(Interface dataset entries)
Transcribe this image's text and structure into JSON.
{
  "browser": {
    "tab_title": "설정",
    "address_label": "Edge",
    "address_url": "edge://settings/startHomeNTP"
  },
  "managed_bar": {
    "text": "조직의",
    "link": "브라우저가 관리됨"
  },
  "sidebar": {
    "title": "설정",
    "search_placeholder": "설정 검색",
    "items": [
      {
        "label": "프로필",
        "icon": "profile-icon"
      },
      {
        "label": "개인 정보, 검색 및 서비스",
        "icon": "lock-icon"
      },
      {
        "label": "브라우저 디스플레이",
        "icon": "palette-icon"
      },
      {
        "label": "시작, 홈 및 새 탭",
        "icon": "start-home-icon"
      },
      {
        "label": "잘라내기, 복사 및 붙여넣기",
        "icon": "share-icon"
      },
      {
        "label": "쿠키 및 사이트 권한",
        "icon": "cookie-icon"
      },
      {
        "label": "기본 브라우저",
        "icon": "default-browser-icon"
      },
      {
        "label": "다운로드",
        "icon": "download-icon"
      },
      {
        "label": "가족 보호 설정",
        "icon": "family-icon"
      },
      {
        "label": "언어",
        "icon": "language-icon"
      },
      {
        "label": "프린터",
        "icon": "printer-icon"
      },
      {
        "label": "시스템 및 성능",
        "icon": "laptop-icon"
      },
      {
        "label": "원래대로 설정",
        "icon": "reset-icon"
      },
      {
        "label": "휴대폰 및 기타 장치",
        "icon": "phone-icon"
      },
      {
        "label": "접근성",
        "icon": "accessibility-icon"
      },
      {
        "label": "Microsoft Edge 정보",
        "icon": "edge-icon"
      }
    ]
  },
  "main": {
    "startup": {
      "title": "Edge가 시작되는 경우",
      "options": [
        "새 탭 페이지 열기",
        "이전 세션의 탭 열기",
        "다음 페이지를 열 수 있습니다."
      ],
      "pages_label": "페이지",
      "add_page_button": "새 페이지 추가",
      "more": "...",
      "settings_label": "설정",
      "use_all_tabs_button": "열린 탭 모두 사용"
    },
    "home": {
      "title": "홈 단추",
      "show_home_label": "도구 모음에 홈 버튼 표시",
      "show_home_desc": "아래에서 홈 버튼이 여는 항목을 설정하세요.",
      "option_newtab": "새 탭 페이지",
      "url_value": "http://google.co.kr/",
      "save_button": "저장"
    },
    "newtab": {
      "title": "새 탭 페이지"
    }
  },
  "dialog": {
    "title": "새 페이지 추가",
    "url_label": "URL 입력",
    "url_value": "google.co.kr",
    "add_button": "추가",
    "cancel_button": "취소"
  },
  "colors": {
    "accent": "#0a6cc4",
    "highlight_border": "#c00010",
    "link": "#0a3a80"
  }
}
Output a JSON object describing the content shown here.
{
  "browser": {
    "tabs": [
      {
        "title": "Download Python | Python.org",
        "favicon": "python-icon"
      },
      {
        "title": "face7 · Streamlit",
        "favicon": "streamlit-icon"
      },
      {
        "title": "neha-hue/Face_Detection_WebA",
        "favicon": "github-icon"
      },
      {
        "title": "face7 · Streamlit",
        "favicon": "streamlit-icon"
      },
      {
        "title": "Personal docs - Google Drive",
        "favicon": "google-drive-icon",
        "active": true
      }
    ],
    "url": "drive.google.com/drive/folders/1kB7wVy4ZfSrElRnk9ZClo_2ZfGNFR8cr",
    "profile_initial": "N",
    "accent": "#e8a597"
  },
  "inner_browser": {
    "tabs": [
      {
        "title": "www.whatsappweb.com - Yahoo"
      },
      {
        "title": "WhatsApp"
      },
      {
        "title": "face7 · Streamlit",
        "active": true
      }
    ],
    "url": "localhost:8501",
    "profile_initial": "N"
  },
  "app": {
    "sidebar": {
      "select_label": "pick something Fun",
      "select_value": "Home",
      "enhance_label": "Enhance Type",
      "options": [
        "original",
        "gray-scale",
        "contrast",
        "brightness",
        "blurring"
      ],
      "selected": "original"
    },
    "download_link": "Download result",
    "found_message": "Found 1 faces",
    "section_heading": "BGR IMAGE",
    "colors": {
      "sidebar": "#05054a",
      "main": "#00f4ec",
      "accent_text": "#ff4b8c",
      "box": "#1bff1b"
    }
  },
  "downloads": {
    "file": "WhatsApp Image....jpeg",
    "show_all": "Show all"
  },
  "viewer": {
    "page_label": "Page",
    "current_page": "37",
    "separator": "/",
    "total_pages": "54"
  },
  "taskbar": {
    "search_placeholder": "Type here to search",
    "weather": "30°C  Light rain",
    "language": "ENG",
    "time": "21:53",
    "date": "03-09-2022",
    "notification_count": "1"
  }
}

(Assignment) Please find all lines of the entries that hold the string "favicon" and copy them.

(Result of the exercise)
        "favicon": "python-icon"
        "favicon": "streamlit-icon"
        "favicon": "github-icon"
        "favicon": "streamlit-icon"
        "favicon": "google-drive-icon",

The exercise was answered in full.